Assistive Technology – Mechanomyography (MMG)

Summary

The contraction of muscles can be detected by a system called mechanomyogram (MMG). This study aims to investigate ways in which information from unwanted muscle contractions during a specific line drawing task can enhance detection of intention. We will recruit a control group of typically developing children as well as a group of children with dyskinetic cerebral palsy. An MMG signal of main arm muscles will be recorded during the line drawing task. The signal recorded will then be used to create a prediction model of the movement performed by the participant. This research will eventually allow children and youth with disabilities to use their intentional muscle contractions to communicate and interact with their environment, even in the presence of excessive undesired muscle contractions.
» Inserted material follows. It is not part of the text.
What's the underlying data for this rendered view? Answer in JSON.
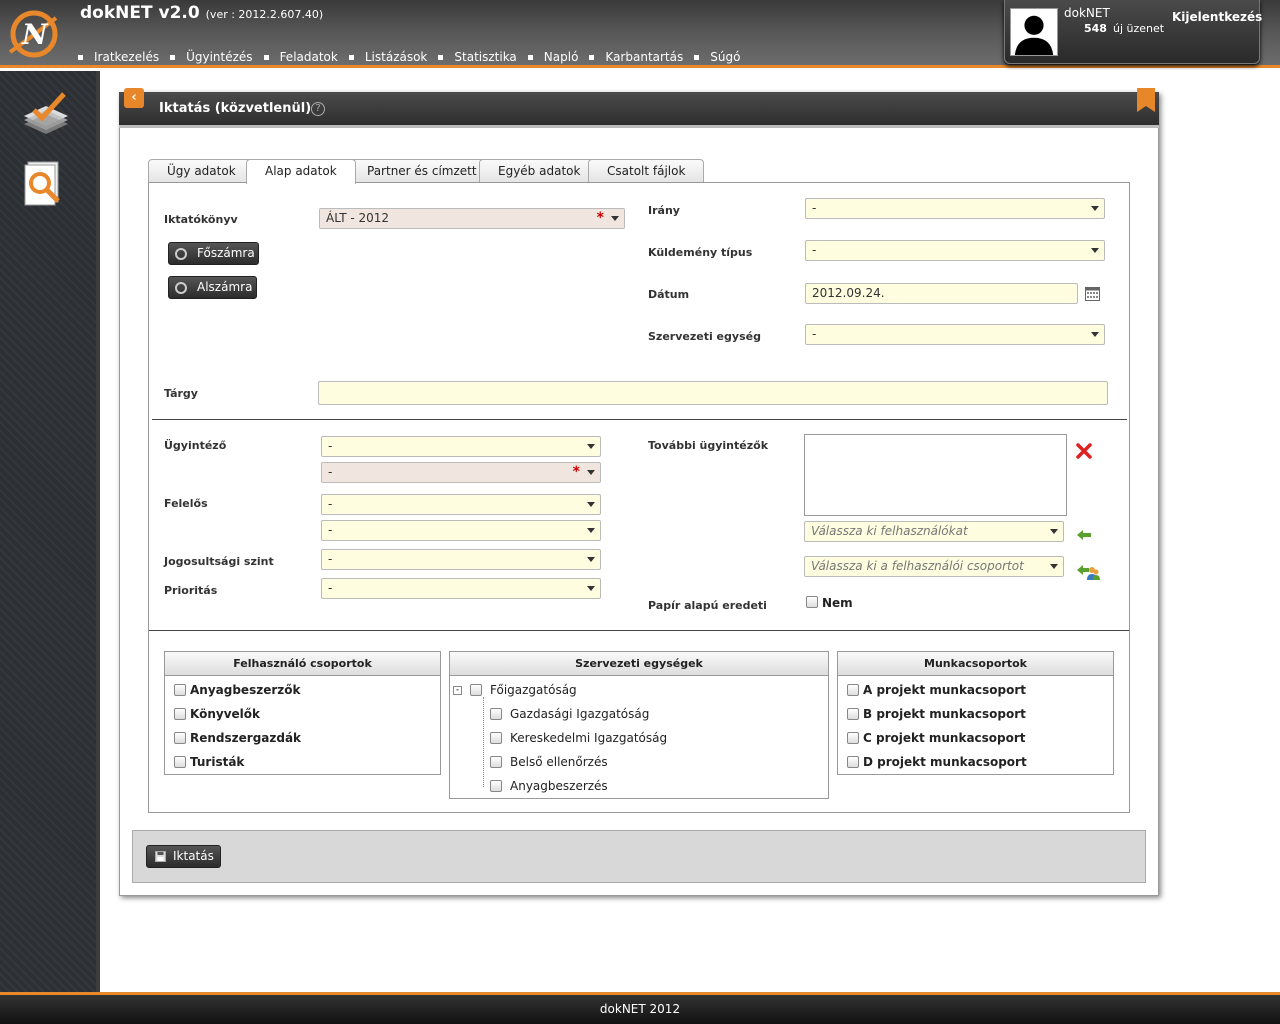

Researcher(s)

Tom Chau, PhD, PEng

Participate in this study

For this study we are looking into studying muscle activation during a drawing task. We will be comparing a control group of typically developing children and a group of children with dyskinetic cerebral palsy. A non-invasive system called Mechanomyography (MMG) will be used to collect the signals created by muscles while performing the task.

Who can participate

We are looking for:
  • Typically developing Children (8-18 years)
  • No previous muscoloeskeletal conditions
  • Able to understand English
  • Have normal or corrected to normal vision
  • Is able to attend to a task for 25 minutes

What's Involved

  • Only one 1 hour session
  • Non-invasive sensors will be superficially attached to 8 different parts along one arm
  • The task is to draw horizontal and vertical lines on a tablet
  • Measurements of muscles vibrations will be recorded with the MMG system.
  • Participants will receive a small token of appreciation, to thank them for their time.
  • Deadline

    Recruitment for this study has closed.

    Interested in participating



    Learn more about this study




    Please do not share any confidential information. The research team will contact you by phone or email to provide more details about this study.